Our research focuses on the ecological and evolutionary mechanisms driving global biodiversity change across scales of biological organization, from genomes to communities. We integrate ecological theory with big data from global observing networks and temporal genomics to understand the dynamics of ecological systems in a changing world. Terrestrial, marine, and freshwater realms are fundamentally different physical environments, and a central interest of ours is the extent to which global change patterns and processes are similar across realms and the implications for developing a more sustainable society.

We are an anti-racist lab actively working to create an inclusive, diverse, equitable, and supportive community in academia. Our research culture puts a strong emphasis on transparent, reproducible, and open science.

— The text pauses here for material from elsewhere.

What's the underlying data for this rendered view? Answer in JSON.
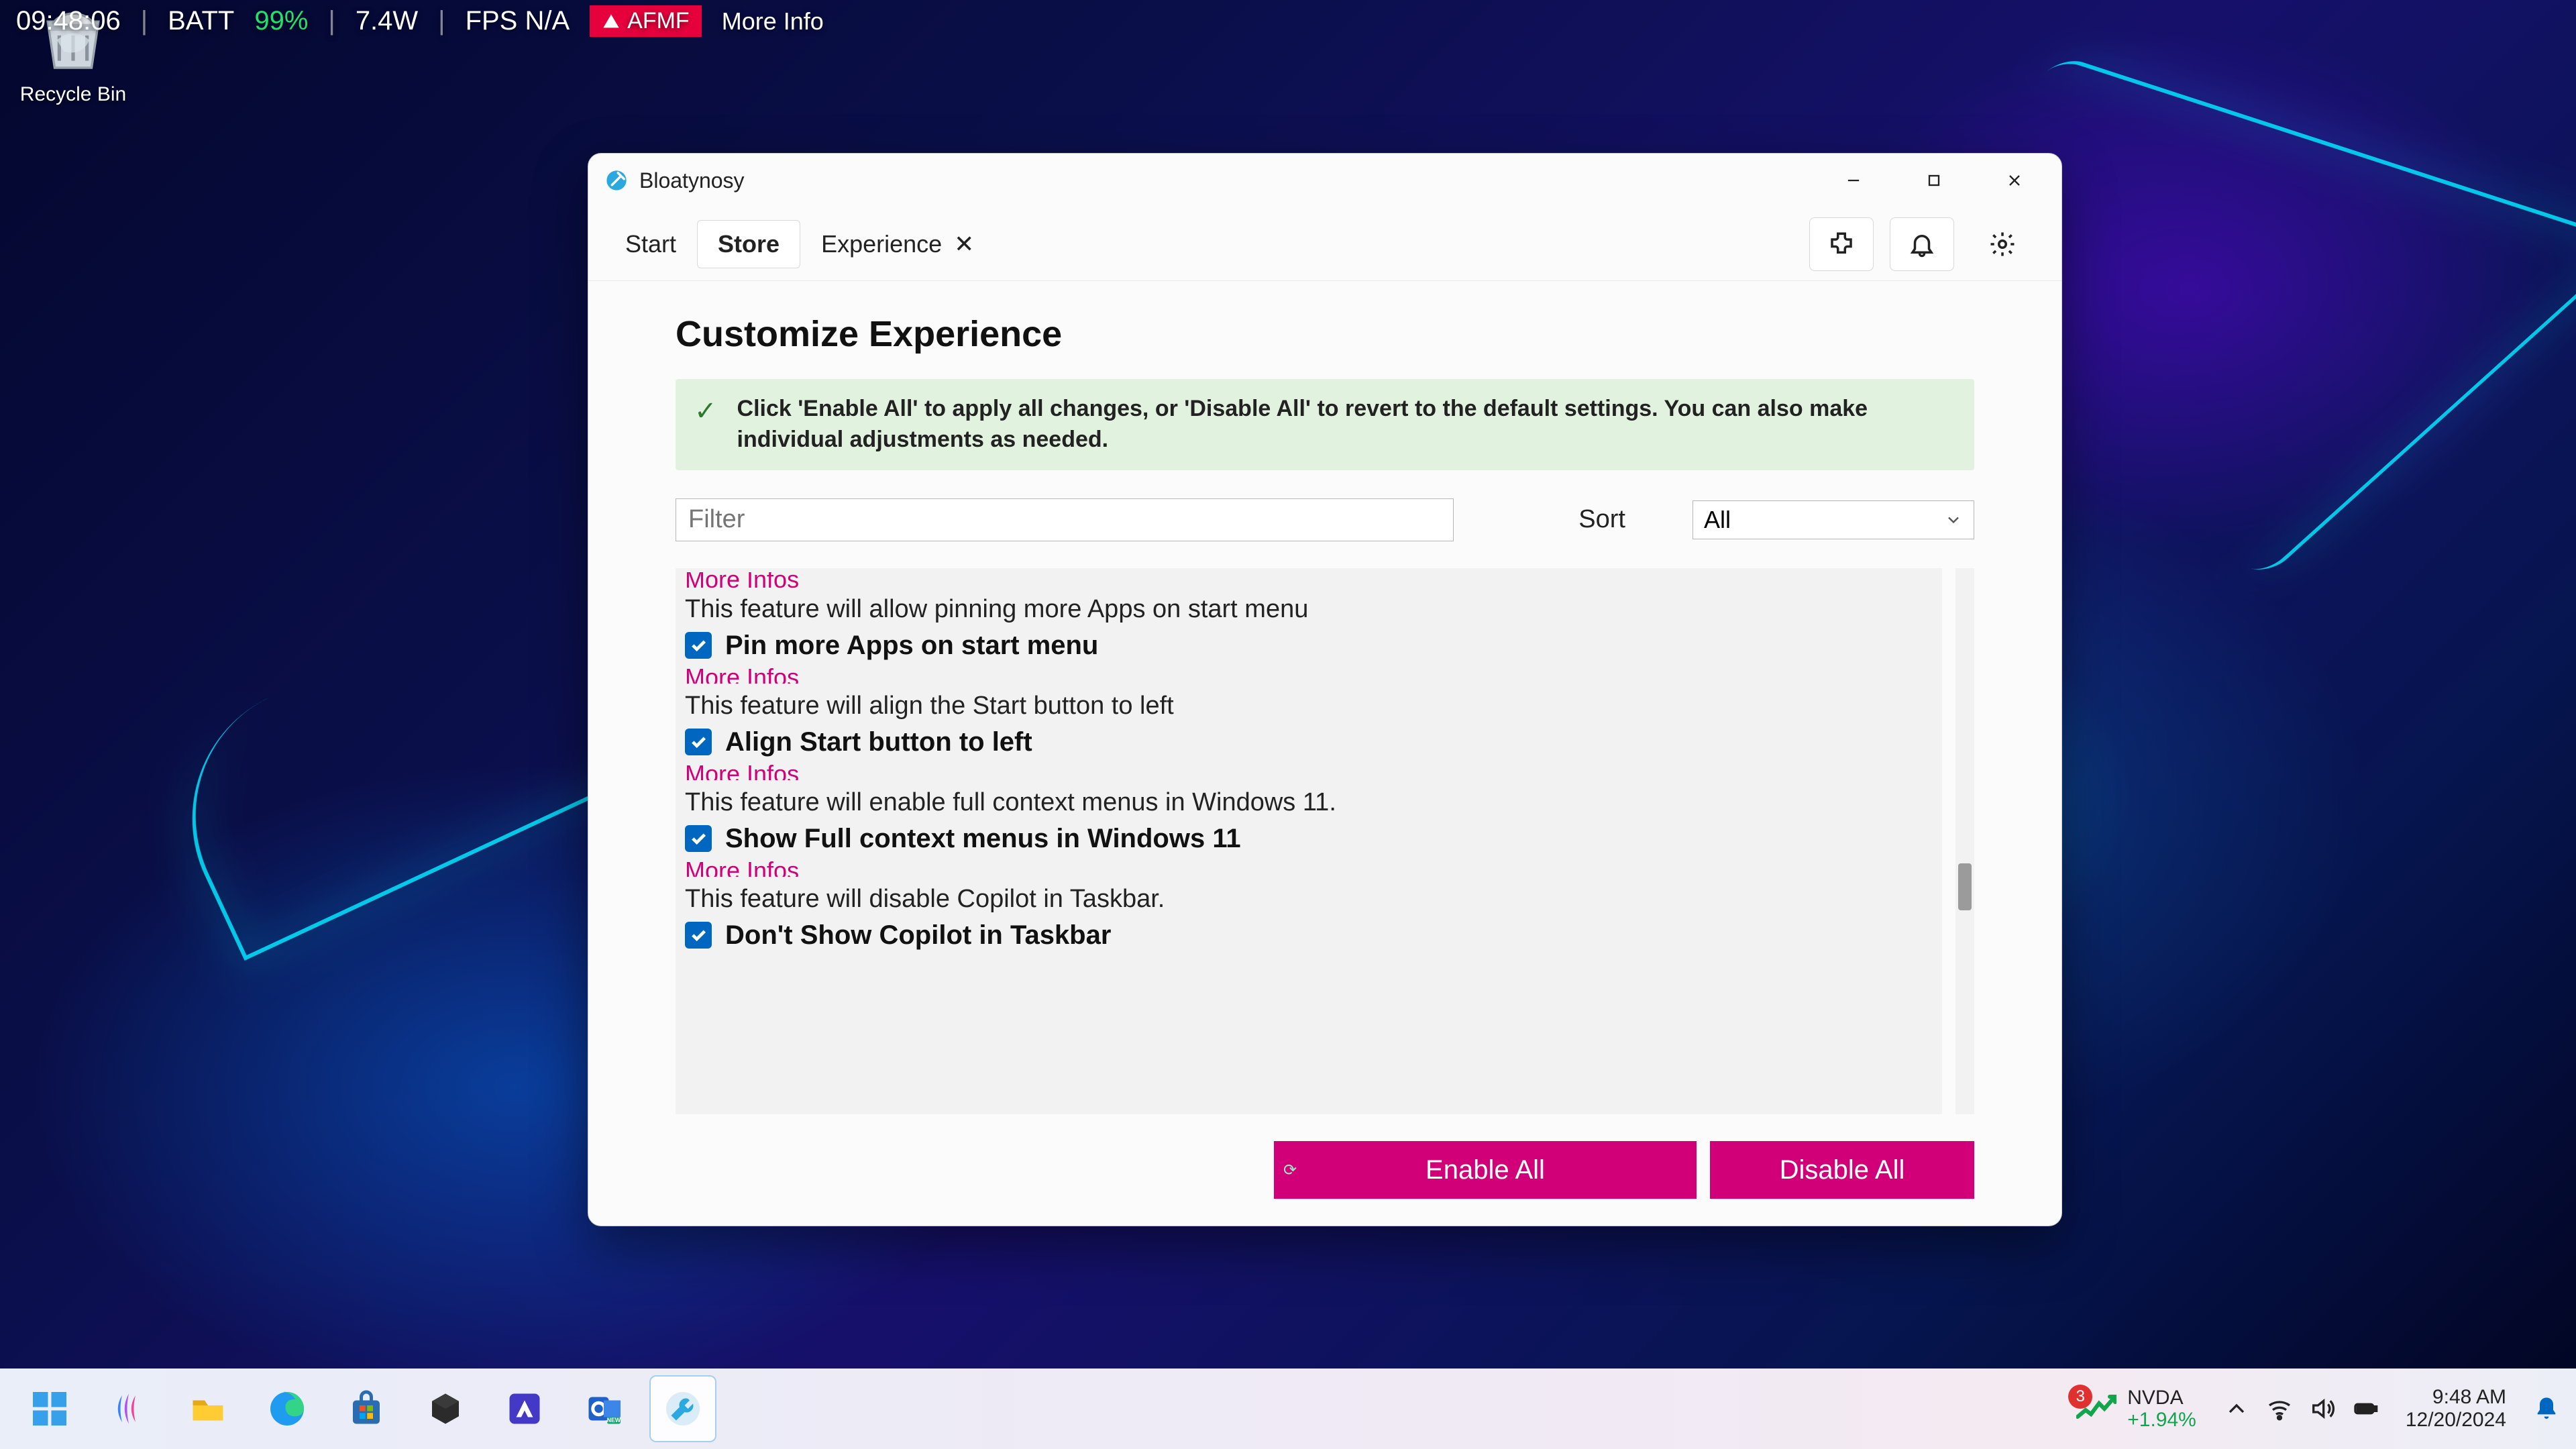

The land on which we gather is the unceded territory of the Awaswas-speaking Uypi Tribe. The Amah Mutsun Tribal Band, comprised of the descendants of indigenous people taken to missions Santa Cruz and San Juan Bautista during Spanish colonization of the Central Coast, is today working hard to restore traditional stewardship practices on these lands and heal from historical trauma.